Born in Guangzhou in 1917 to a prominent Suzhou family, Pei grew up in Suzhou and Shanghai before traveling to the US in 1935 to study at the Massachusetts Institute of Technology and Harvard. He had planned to return to China—his thesis projects included a rural recreation center, and a Modern Cubist art museum surrounded with gardens intended for Shanghai—but was prevented by chaos, war, and revolution.
Pei would end up living in New York for the rest of his life, but early ideas, such as his museum, would bear fruit in later designs he would compose after visiting his homeland. “I returned to China to visit family in the 1970s, nearly 40 after I departed the country,” Pei wrote in 2004. “I feel that China is in my blood no matter where I live. China is my root.”
In New York, Pei started out designing low-income housing and office building before establishing his own firm in Manhattan in 1955, now a US citizen. The beneficiary of a political decision to entice talented Chinese to stay in the US as citizens, rather than returning to become Cold War rivals, Pei’s decision to stay would eventually provide inspire for generations of immigrants about the heights of success that could be achieved as a Chinese in America.
After meeting Jacqueline Kennedy in 1964, Pei was picked to design the John F. Kennedy Memorial Library in Boston, and his stateside star was in the ascendant. Pei first returned to Beijing with a delegation of American architects in 1974, at the tail end of the Cultural Revolution, where he was asked to design a high-rise hotel in the capital.
He was reluctant to undermine the city’s historic character, much of which had been lost during the Mao years. returned again to build the the Fragrant Hills (Xiangshan) Hotel in the city’s wooded outskirts in 1983.
Though necessarily muted in design—he described dealing with the Chinese system as “most tortuous thing I’ve ever done”—the modest Pei was always ready to help teach local architects how to draw from their own roots by fusing traditional elements with modern concepts. His firm was later able to adapt the ideas behind the Fragrant Hills Hotel on a much grander scale with the Suzhou Museum in Pei’s ancestral hometown, which broke ground in 2002.

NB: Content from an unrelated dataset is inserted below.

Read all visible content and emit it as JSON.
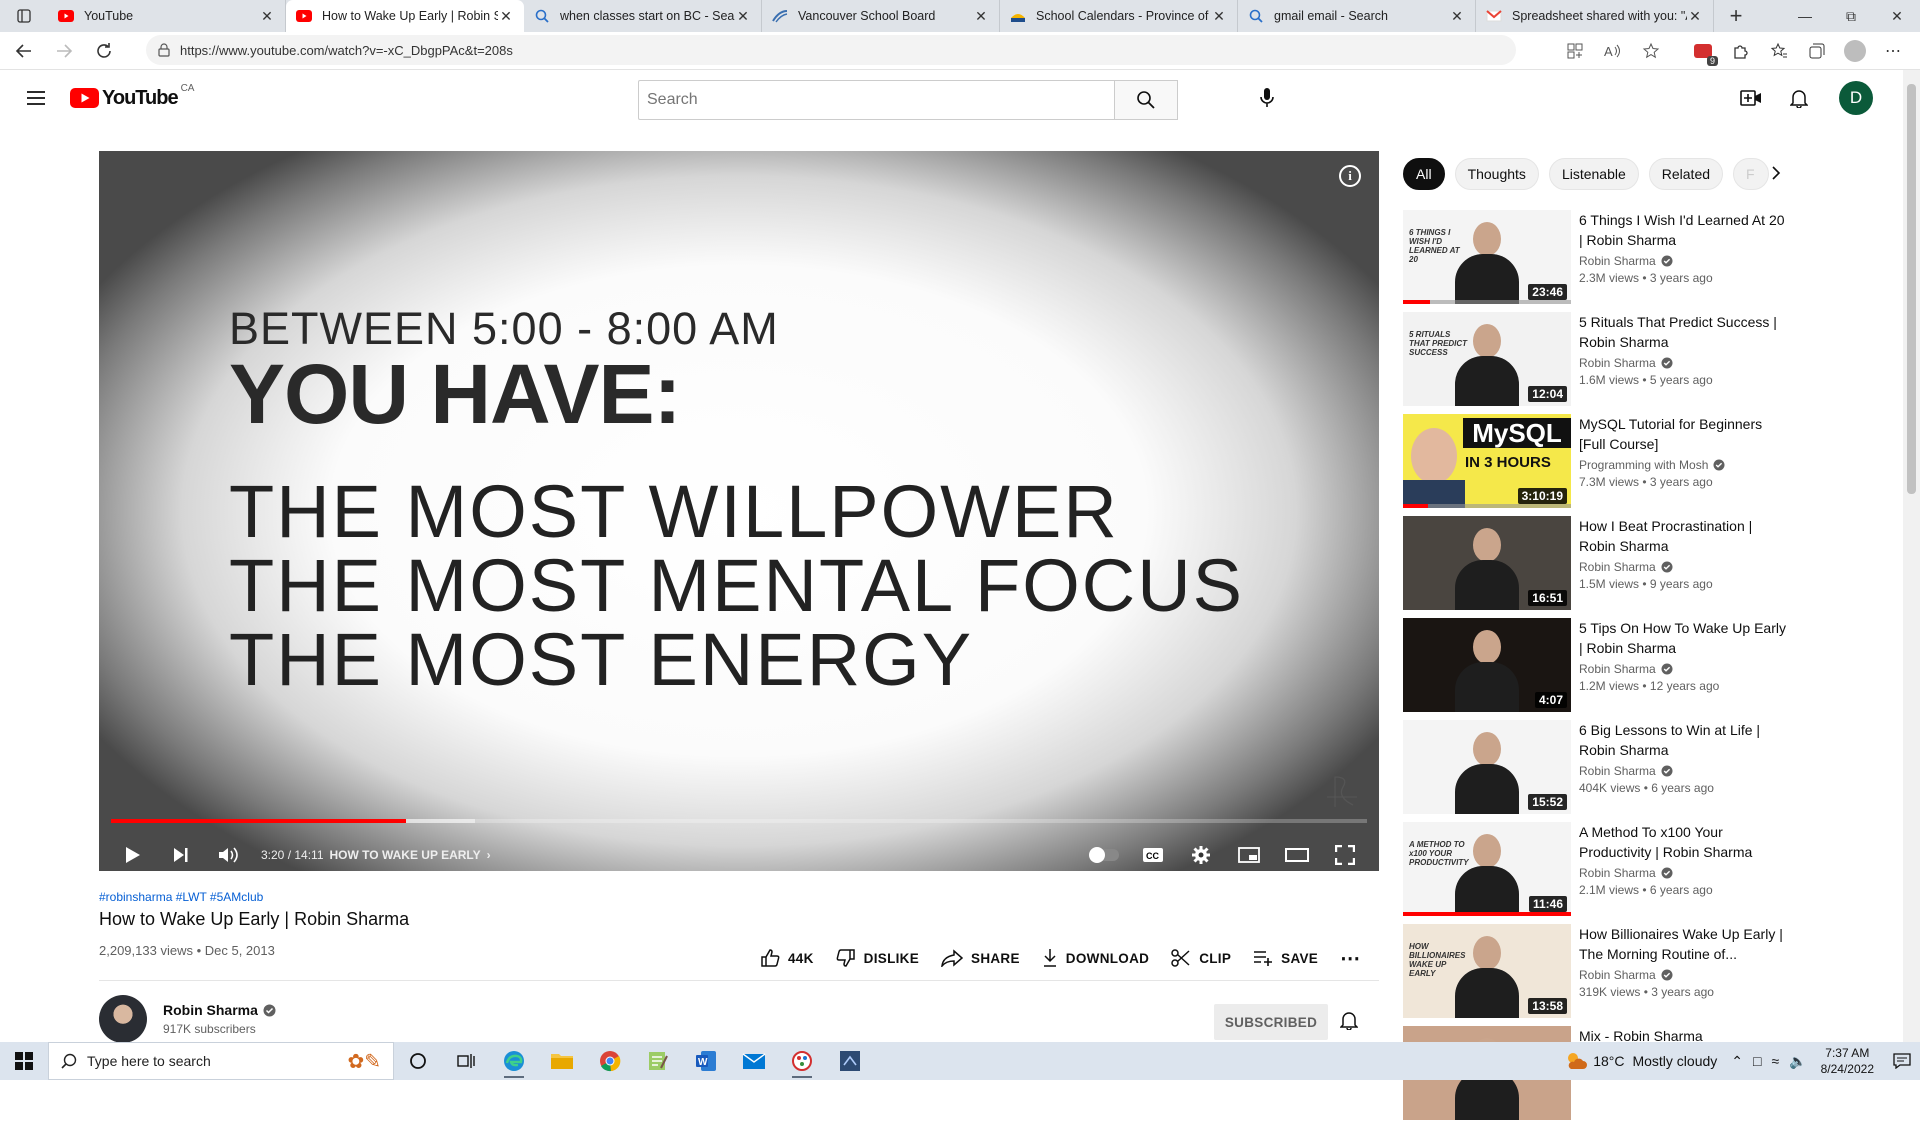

The building, which featured a steel-and-glass façade and white stucco erected around an array of classical Suzhou-style gardens, was the subject of a PBS documentary, Building China Modern. It was one of Pei’s last official commissions, though he technically only retired after the 1990 completion of the 70-story Bank of China Tower in Hong Kong, which was Asia’s tallest building at the time (his father had been one of the bank’s founders). It was a typical Pei design, with its base resembling bamboo shoots to symbolize China’s resurgence, and the triangular quadrants anchoring the tower in a bold and futurist look.
As many mourned his passing on Weibo, China’s foreign ministry released a statement that Pei had “made important contributions to the mutual understanding between the Chinese and American people and the exchange of eastern and western cultures for a long time.”
Cover image from VCG